§ **PROBLEM REQUIREMENTS**: Check every line below for the string "label", and copy the lines that contain it.

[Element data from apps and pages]
────

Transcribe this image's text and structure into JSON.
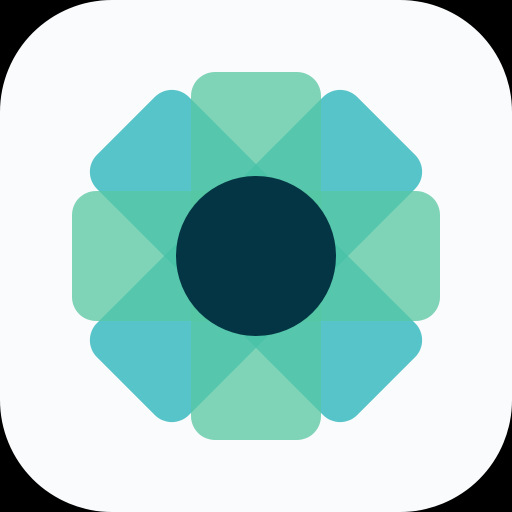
{
  "app_icon": {
    "icon_name": "flower-app-icon",
    "colors": {
      "tile_background": "#fafbfc",
      "page_background": "#000000",
      "vertical_petal": "#56c7a2",
      "horizontal_petal": "#56c7a2",
      "diagonal_petal": "#20b2b8",
      "center_circle": "#043544"
    }
  }
}
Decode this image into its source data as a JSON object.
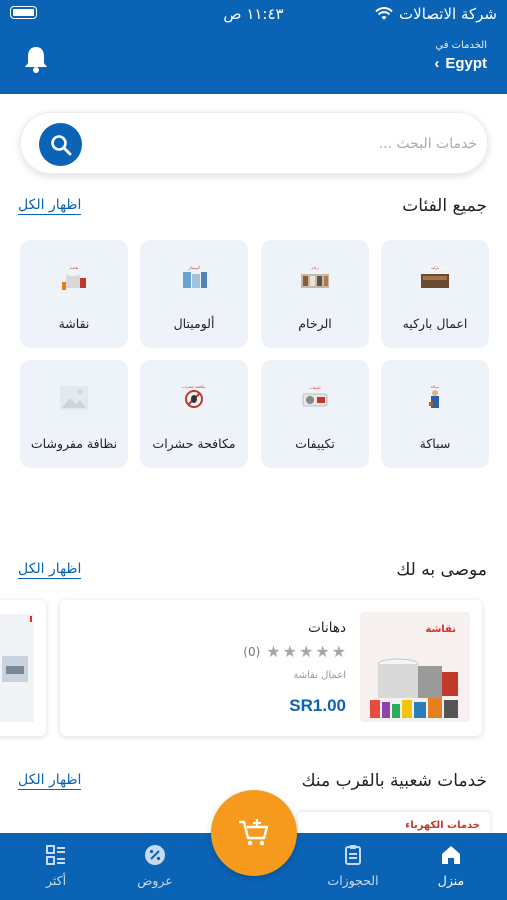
{
  "status_bar": {
    "carrier": "شركة الاتصالات",
    "time": "١١:٤٣ ص"
  },
  "header": {
    "location_caption": "الخدمات في",
    "location_value": "Egypt",
    "bell_icon": "bell-icon"
  },
  "search": {
    "placeholder": "خدمات البحث ...",
    "icon": "search-icon"
  },
  "categories_section": {
    "title": "جميع الفئات",
    "show_all": "اظهار الكل",
    "items": [
      {
        "label": "اعمال باركيه",
        "tag": "باركيه"
      },
      {
        "label": "الرخام",
        "tag": "رخام"
      },
      {
        "label": "ألوميتال",
        "tag": "ألوميتال"
      },
      {
        "label": "نقاشة",
        "tag": "نقاشة"
      },
      {
        "label": "سباكة",
        "tag": "سباكة"
      },
      {
        "label": "تكييفات",
        "tag": "تكييفات"
      },
      {
        "label": "مكافحة حشرات",
        "tag": "مكافحة حشرات"
      },
      {
        "label": "نظافة مفروشات",
        "tag": ""
      }
    ]
  },
  "recommended_section": {
    "title": "موصى به لك",
    "show_all": "اظهار الكل",
    "product": {
      "image_tag": "نقاشة",
      "name": "دهانات",
      "rating_stars": 0,
      "rating_count": "(0)",
      "category": "اعمال نقاشة",
      "price": "SR1.00"
    }
  },
  "nearby_section": {
    "title": "خدمات شعبية بالقرب منك",
    "show_all": "اظهار الكل",
    "peek_text": "خدمات الكهرباء"
  },
  "bottom_nav": {
    "items": [
      {
        "label": "منزل",
        "icon": "home-icon"
      },
      {
        "label": "الحجوزات",
        "icon": "bookings-icon"
      },
      {
        "label": "عروض",
        "icon": "offers-icon"
      },
      {
        "label": "أكثر",
        "icon": "more-icon"
      }
    ],
    "fab_icon": "cart-add-icon"
  },
  "colors": {
    "primary": "#0a63b5",
    "accent": "#f59a1c",
    "tile_bg": "#eef3fa"
  }
}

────

§ **ANSWER TO THIS TASK**:
        "label": "اعمال باركيه",
        "label": "الرخام",
        "label": "ألوميتال",
        "label": "نقاشة",
        "label": "سباكة",
        "label": "تكييفات",
        "label": "مكافحة حشرات",
        "label": "نظافة مفروشات",
        "label": "منزل",
        "label": "الحجوزات",
        "label": "عروض",
        "label": "أكثر",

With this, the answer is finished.